A. This is not known for sure but from the subjective and behavioral effects
it can be surmised that salvinorin is almost certainly affecting the limbic
system, and may be affecting somatosensory (parietal lobe), cerebellar and vestibular
function as well.
Q. Does it act at any receptors where other drugs
A. As of now, the mechanism of action for salvinorin-A is still unknown. Discovering
which receptor site(s) it binds to will be an important step toward developing
an understanding of how this substance works in the brain. Once this is know,
it will be possible to look for endogenous ligands for these receptors, so that
we can understand in what way salvinorin-A may relate to naturally occurring
human biochemistry. It is possible that salvinorin-A does not act directly on
any receptor site, but rather acts to release some endogenous neurotransmitter
from synaptic storage vesicles.
Q. Are there psychiatric dangers associated with
A. Probably there are for some individuals. Acutely, salvinorin-A induces what
could be termed a "toxic psychosis," in other words one may see visions, hear
voices, have bizarre thought patterns etc. This is normal when tripping. The
acute effects of Salvia (both desirable and undesirable) wear off very quickly.
However for some people the overwhelming strangeness of the Salvia experience
(or perhaps some direct effect of salvinorin in the brain) can trigger panic
attacks. Some individuals with schizophrenia or other psychotic disorders (even
if in remission) might experience a Salvia induced relapse, or exacerbation
of their condition. People with Borderline Personality Disorder even when not
on any drug often depersonalize, self mutilate, make suicide gestures or attempts,
commit antisocial acts, and get into fights. Individuals with Borderline Personality
Disorder might become even more unstable when under the influence of Salvia.
Although some individuals with depression have reported that Salvia has lifted
their depression, for others it could make a pre-existing depression acutely
worse. For such an individual there may be risk of suicide. However, no Salvia
related suicides have been reported. If you have a psychological condition and
want to use Salvia, please use discretion and first consult your doctor.
Q. Are there medical or psychiatric uses of Salvia?
A. There are no accepted uses for Salvia divinorum in standard medical practice
at this time. Some areas for exploration include Salvia aided psychotherapy
(there is anecdotal material supporting its usefulness in resolving pathological
grief), use of salvinorin as a brief acting general or dissociative anesthetic
agent, use to provide pain relief, use in easing both the physical and mental

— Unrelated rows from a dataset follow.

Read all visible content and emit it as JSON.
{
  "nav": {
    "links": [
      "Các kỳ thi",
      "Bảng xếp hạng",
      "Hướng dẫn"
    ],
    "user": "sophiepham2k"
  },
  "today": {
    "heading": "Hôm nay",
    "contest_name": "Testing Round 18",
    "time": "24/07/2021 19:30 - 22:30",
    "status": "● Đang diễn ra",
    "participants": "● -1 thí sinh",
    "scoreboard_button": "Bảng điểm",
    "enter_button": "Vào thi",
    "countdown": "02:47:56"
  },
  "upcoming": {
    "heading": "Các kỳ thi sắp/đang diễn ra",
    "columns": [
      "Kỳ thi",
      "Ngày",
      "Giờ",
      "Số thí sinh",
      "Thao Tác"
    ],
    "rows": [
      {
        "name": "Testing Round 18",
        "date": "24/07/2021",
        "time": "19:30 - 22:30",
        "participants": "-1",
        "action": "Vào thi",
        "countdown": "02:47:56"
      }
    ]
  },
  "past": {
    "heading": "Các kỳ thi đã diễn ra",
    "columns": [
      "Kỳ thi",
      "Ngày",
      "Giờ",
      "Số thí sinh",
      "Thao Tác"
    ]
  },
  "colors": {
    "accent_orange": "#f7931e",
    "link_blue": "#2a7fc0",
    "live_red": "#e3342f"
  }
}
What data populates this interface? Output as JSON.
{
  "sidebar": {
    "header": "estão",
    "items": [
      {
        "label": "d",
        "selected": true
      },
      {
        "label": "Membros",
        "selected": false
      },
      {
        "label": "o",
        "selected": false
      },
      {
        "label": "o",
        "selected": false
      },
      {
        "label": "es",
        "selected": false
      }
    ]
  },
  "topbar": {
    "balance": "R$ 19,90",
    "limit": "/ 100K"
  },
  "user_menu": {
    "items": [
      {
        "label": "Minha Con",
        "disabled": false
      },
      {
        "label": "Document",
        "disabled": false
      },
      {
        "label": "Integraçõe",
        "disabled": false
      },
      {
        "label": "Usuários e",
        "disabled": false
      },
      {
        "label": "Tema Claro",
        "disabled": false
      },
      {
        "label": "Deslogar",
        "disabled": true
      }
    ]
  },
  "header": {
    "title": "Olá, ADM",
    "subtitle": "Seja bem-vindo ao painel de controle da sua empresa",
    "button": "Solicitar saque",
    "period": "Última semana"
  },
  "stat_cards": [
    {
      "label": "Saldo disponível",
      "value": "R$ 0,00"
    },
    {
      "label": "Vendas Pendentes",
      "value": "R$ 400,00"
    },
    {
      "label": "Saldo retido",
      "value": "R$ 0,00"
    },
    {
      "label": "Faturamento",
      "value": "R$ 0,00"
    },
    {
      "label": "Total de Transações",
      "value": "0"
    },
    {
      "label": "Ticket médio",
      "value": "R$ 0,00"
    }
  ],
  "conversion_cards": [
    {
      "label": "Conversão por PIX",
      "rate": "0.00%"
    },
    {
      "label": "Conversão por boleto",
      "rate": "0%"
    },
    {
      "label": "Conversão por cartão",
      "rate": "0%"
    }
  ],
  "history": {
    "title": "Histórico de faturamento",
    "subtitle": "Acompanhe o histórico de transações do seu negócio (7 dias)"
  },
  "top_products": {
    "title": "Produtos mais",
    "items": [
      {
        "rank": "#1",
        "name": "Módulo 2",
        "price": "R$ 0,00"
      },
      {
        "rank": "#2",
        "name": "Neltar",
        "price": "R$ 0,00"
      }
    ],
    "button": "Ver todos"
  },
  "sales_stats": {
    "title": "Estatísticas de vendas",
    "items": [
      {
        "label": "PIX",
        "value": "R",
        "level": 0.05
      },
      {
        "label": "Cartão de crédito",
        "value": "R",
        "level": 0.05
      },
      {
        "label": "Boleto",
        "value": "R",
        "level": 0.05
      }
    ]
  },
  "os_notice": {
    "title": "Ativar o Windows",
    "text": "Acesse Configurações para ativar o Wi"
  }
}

suffering of terminal patients as part of hospice care, and a possible antidepressant
effect. If a specific salvinorin receptor were discovered this would be of great
interest to psychopharmacology and neuroscience.
Table of Contents: